4OYS learned another common way for people to get cash in exchange for their food stamps is to stand outside a grocery store and offer a family the benefits, usually at 50 cents on the dollar - or half the available balance.
“You get $50 and that will cost you a $100 in food stamps, that’s like half and half man,” one person told 4OYS at an Albuquerque bus stop.
The 4OYS investigative team also found businesses that run cash for food stamp enterprises at the counter.
“If I'm really desperate there is that gas station,” a man told 4OYS. “They will make me like buy a bunch of sodas and bring them up there and they buy the sodas from me.”
4OYS visited one of the gas stations to see if the food stamp hustle worked. While undercover, 4OYS investigative reporter Gadi Schwartz asked the gas station clerk if he would trade roughly $200 in food stamps for cash.
“Go get me two liter coke, Pepsi two liter whatever and give me $100, $200,” the clerk told Schwartz. “I pay you half cash. Bring it to me, You give me the receipt, I pay you half what you pay. Cash. You understand? It's like you spend $200 I give you $100 in cash.”
The scam also extends to the internet.
4OYS contacted a person soliciting food stamps through a Craigslist advertisement. After several text messages were exchanged, the man asked the undercover investigative team to meet him at the downtown Albuquerque public library to complete the transaction.
The man showed a receipt as proof his EBT card had a $90 balance. He agreed to sell his card and pin number for $40, however, he immediately backtracked when confronted by Schwartz.
“So, what you just did is that you just offered to sell us your EBT card for money, right?” Schwartz asked. “For cash?”
“I've never done this before,” the man told Schwartz adding he needed cash for the card to pay his phone bill.
Despite reserved suspicions regarding food stamp fraud, the state must replace EBT cards when they are reported lost or stolen.
“You just have to replace the cards, and while I may have a suspicion or my investigators may have a suspicion that it’s not right, there is really not that much under the federal rules that you can do about it,” Squier said.

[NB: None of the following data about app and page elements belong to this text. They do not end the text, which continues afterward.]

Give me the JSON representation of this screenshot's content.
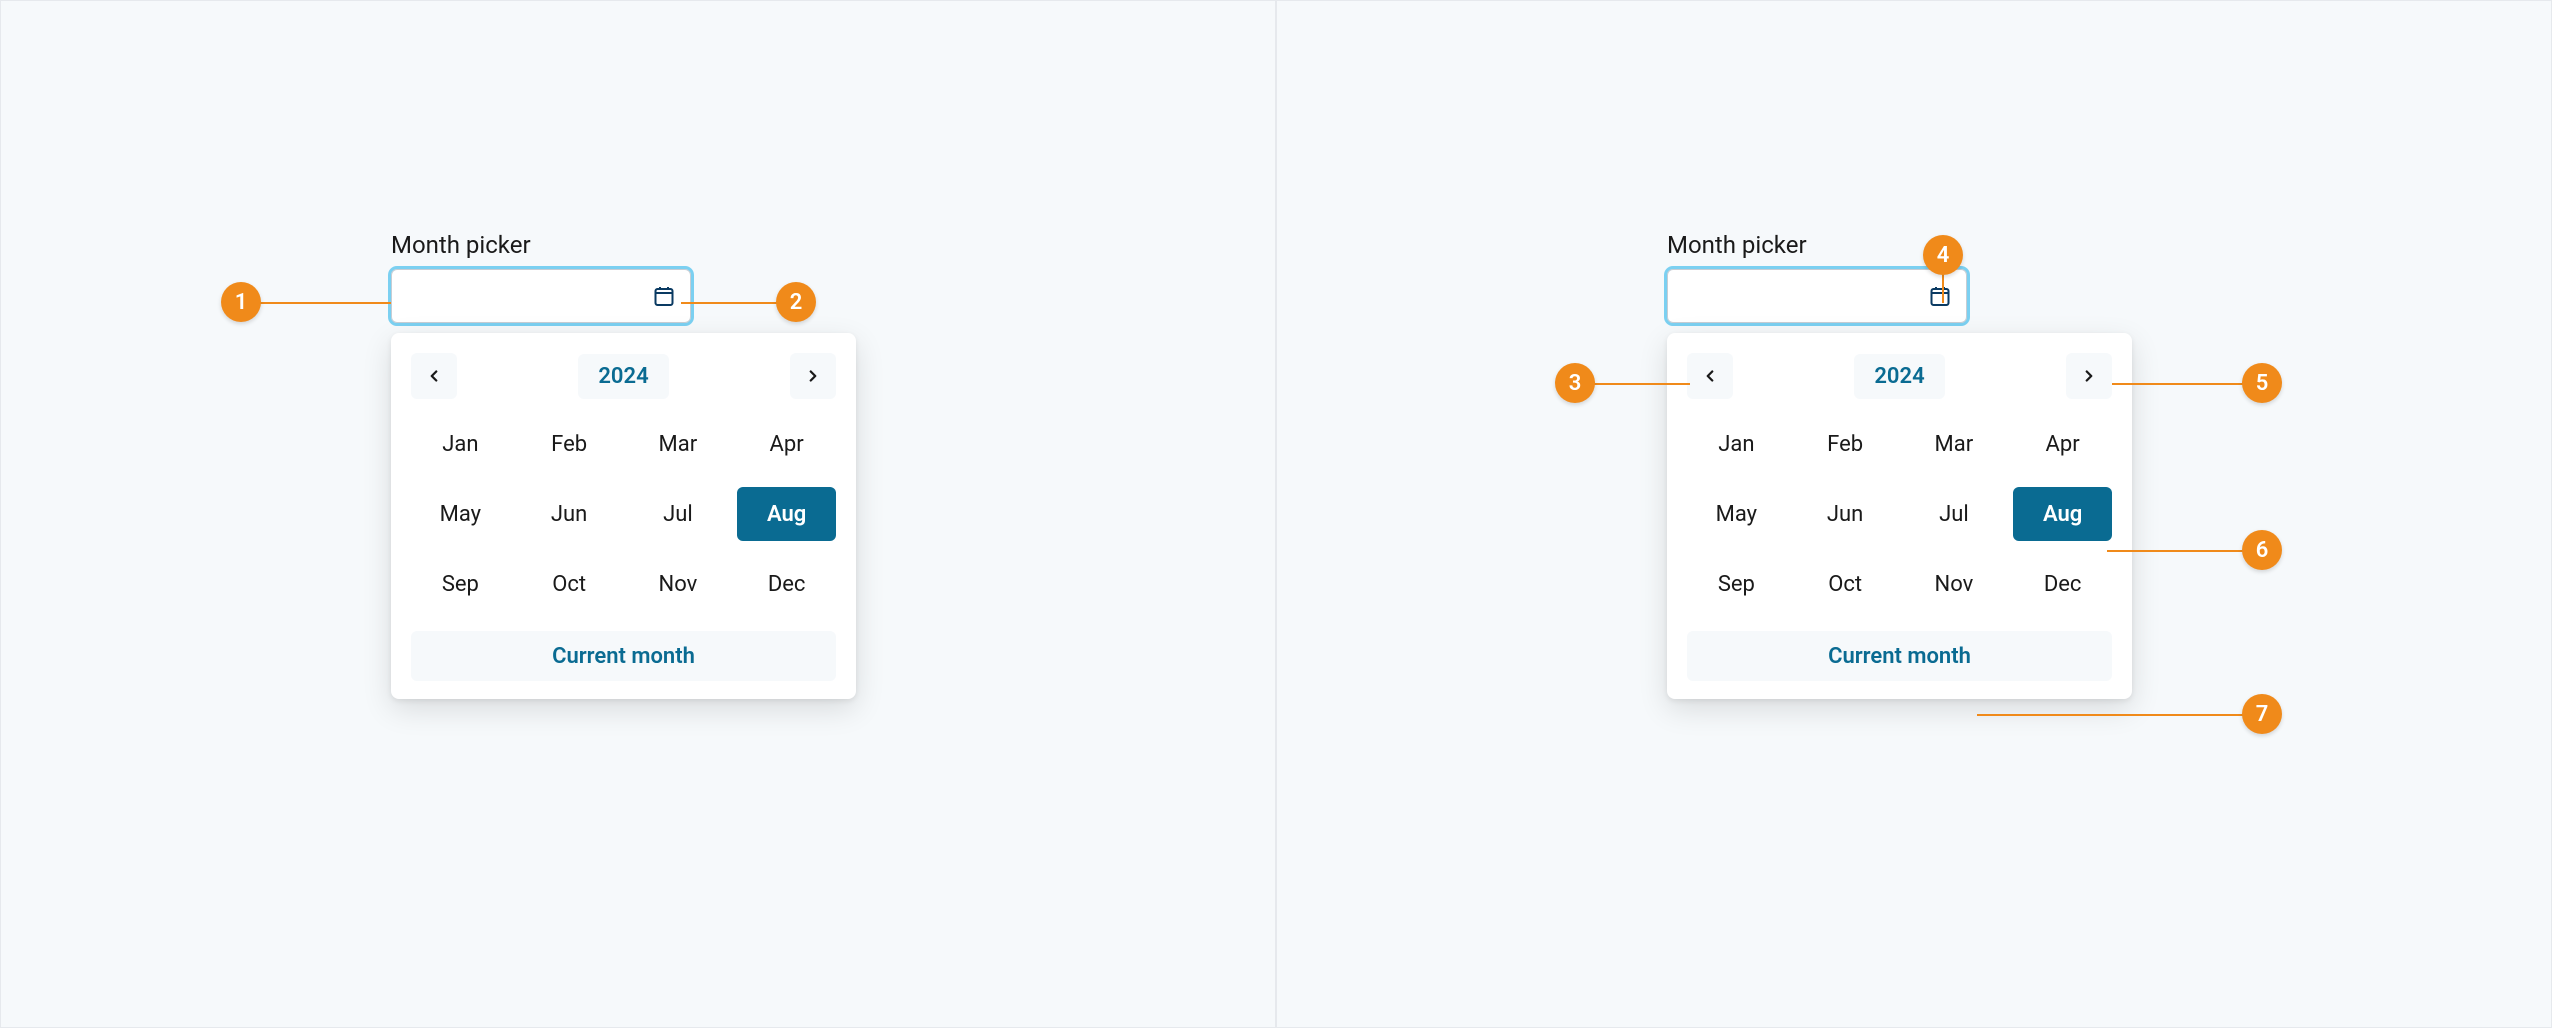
{
  "colors": {
    "accent": "#0a6b92",
    "annotation": "#f08a1a",
    "focus_ring": "#7bd0f1",
    "panel_bg": "#f6f9fb",
    "text": "#1a1a1a"
  },
  "label": "Month picker",
  "year": "2024",
  "footer": "Current month",
  "selected_month": "Aug",
  "months": [
    "Jan",
    "Feb",
    "Mar",
    "Apr",
    "May",
    "Jun",
    "Jul",
    "Aug",
    "Sep",
    "Oct",
    "Nov",
    "Dec"
  ],
  "annotations": {
    "left": [
      {
        "n": "1",
        "target": "input-field"
      },
      {
        "n": "2",
        "target": "calendar-icon"
      }
    ],
    "right": [
      {
        "n": "3",
        "target": "prev-year-button"
      },
      {
        "n": "4",
        "target": "calendar-icon"
      },
      {
        "n": "5",
        "target": "next-year-button"
      },
      {
        "n": "6",
        "target": "selected-month"
      },
      {
        "n": "7",
        "target": "current-month-button"
      }
    ]
  }
}
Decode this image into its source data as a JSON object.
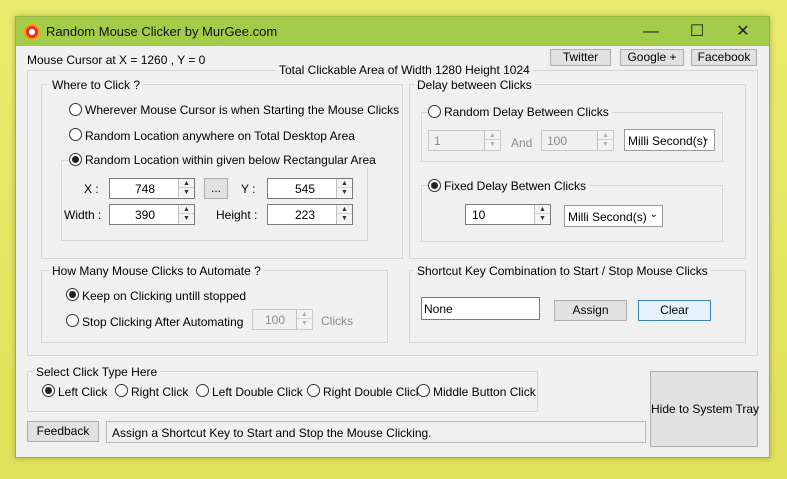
{
  "window": {
    "title": "Random Mouse Clicker by MurGee.com",
    "minimize_glyph": "—",
    "maximize_glyph": "☐",
    "close_glyph": "✕"
  },
  "header": {
    "cursor_text": "Mouse Cursor at X = 1260 , Y = 0",
    "clickable_area_text": "Total Clickable Area of Width 1280 Height 1024",
    "twitter_label": "Twitter",
    "google_label": "Google +",
    "facebook_label": "Facebook"
  },
  "where_to_click": {
    "title": "Where to Click ?",
    "option_cursor": "Wherever Mouse Cursor is when Starting the Mouse Clicks",
    "option_desktop": "Random Location anywhere on Total Desktop Area",
    "option_rect": "Random Location within given below Rectangular Area",
    "x_label": "X :",
    "x_value": "748",
    "pick_label": "...",
    "y_label": "Y :",
    "y_value": "545",
    "width_label": "Width :",
    "width_value": "390",
    "height_label": "Height :",
    "height_value": "223"
  },
  "delay": {
    "title": "Delay between Clicks",
    "random_label": "Random Delay Between Clicks",
    "min_value": "1",
    "and_label": "And",
    "max_value": "100",
    "random_unit": "Milli Second(s)",
    "fixed_label": "Fixed Delay Betwen Clicks",
    "fixed_value": "10",
    "fixed_unit": "Milli Second(s)"
  },
  "how_many": {
    "title": "How Many Mouse Clicks to Automate ?",
    "option_keep": "Keep on Clicking untill stopped",
    "option_stop": "Stop Clicking After Automating",
    "count_value": "100",
    "clicks_label": "Clicks"
  },
  "shortcut": {
    "title": "Shortcut Key Combination to Start / Stop Mouse Clicks",
    "value": "None",
    "assign_label": "Assign",
    "clear_label": "Clear"
  },
  "click_type": {
    "title": "Select Click Type Here",
    "left": "Left Click",
    "right": "Right Click",
    "left_double": "Left Double Click",
    "right_double": "Right Double Click",
    "middle": "Middle Button Click"
  },
  "footer": {
    "feedback_label": "Feedback",
    "status_text": "Assign a Shortcut Key to Start and Stop the Mouse Clicking.",
    "hide_tray_label": "Hide to System Tray"
  }
}
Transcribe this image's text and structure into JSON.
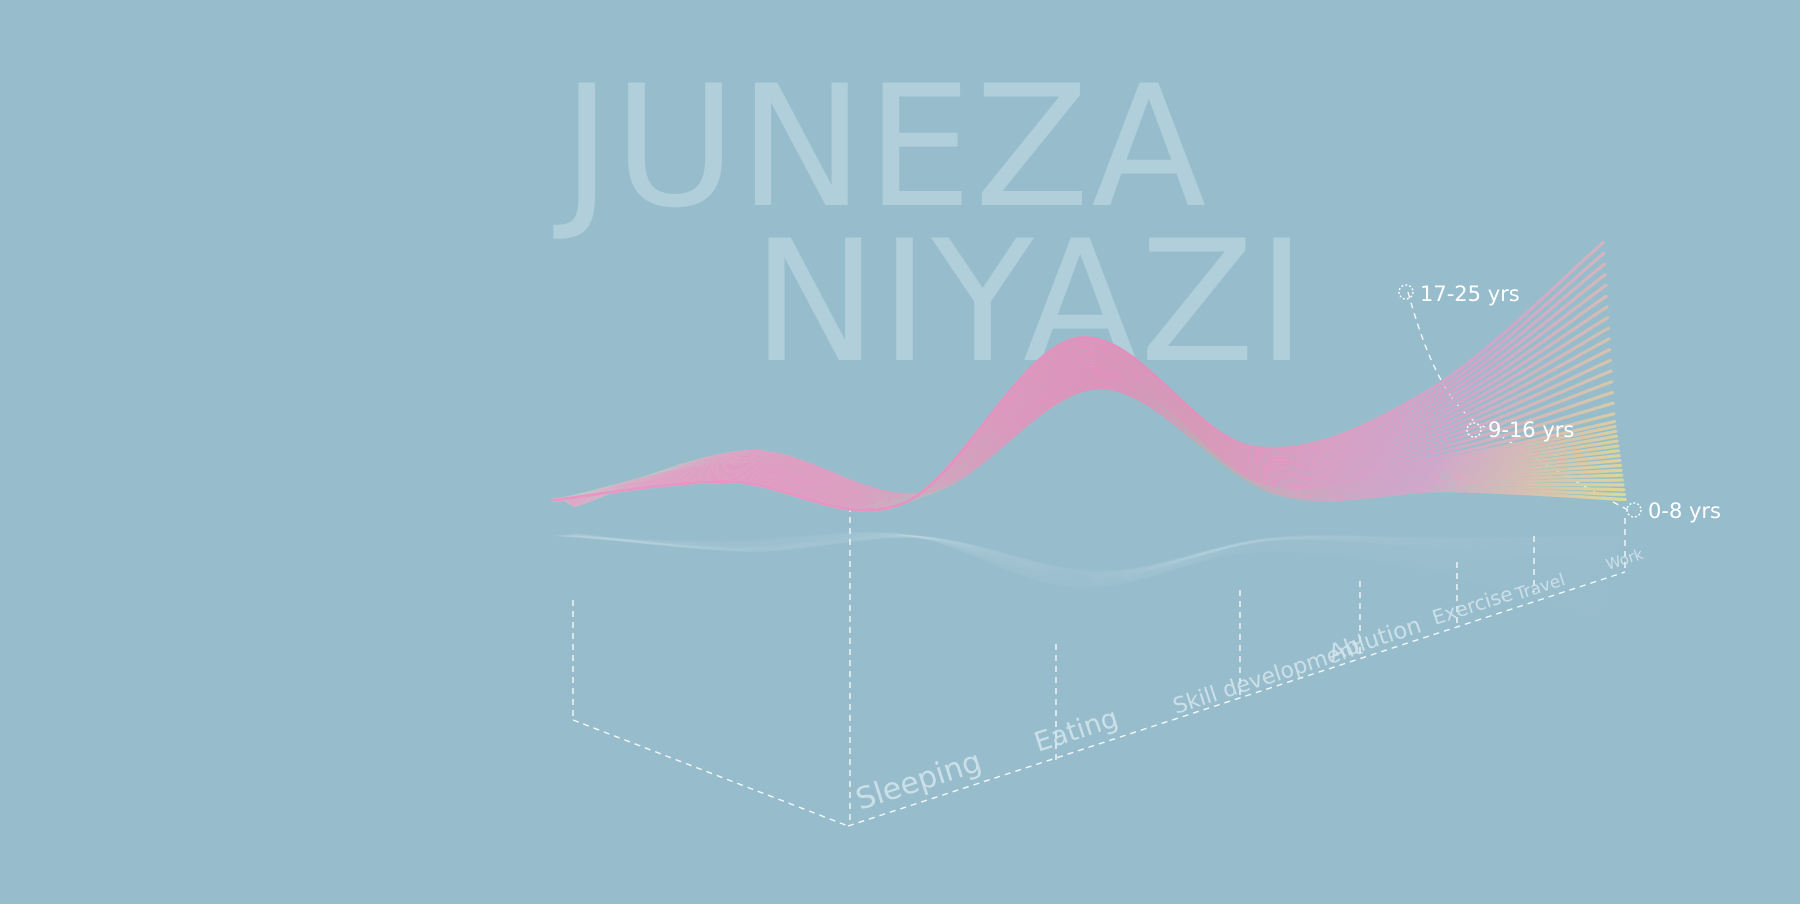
{
  "title": {
    "line1": "JUNEZA",
    "line2": "NIYAZI"
  },
  "chart_data": {
    "type": "area",
    "categories": [
      "Sleeping",
      "Eating",
      "Skill development",
      "Ablution",
      "Exercise",
      "Travel",
      "Work"
    ],
    "series": [
      {
        "name": "0-8 yrs",
        "values": [
          0.5,
          0.72,
          0.42,
          0.92,
          0.28,
          0.22,
          0.1
        ]
      },
      {
        "name": "9-16 yrs",
        "values": [
          0.48,
          0.6,
          0.34,
          1.0,
          0.28,
          0.34,
          0.48
        ]
      },
      {
        "name": "17-25 yrs",
        "values": [
          0.42,
          0.45,
          0.26,
          1.08,
          0.42,
          0.65,
          1.38
        ]
      }
    ],
    "gradients": {
      "left": [
        "#9fe8c7",
        "#72cca3"
      ],
      "middle": [
        "#fbe0ee",
        "#f6c7d9",
        "#ffe8c6"
      ],
      "right": [
        "#f074b8",
        "#d88ad8",
        "#e9e67a"
      ]
    },
    "colors": {
      "background": "#97bccc",
      "title": "#b0cfdb",
      "guides": "#ffffff"
    },
    "series_count_drawn": 34
  }
}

The state is working to put identification photos on EBT cards – much like banks do - in an effort to cut down on fraud.
People can also call a fraud hotline at 1-800-228-4802 or e-mail the state Human Services Department.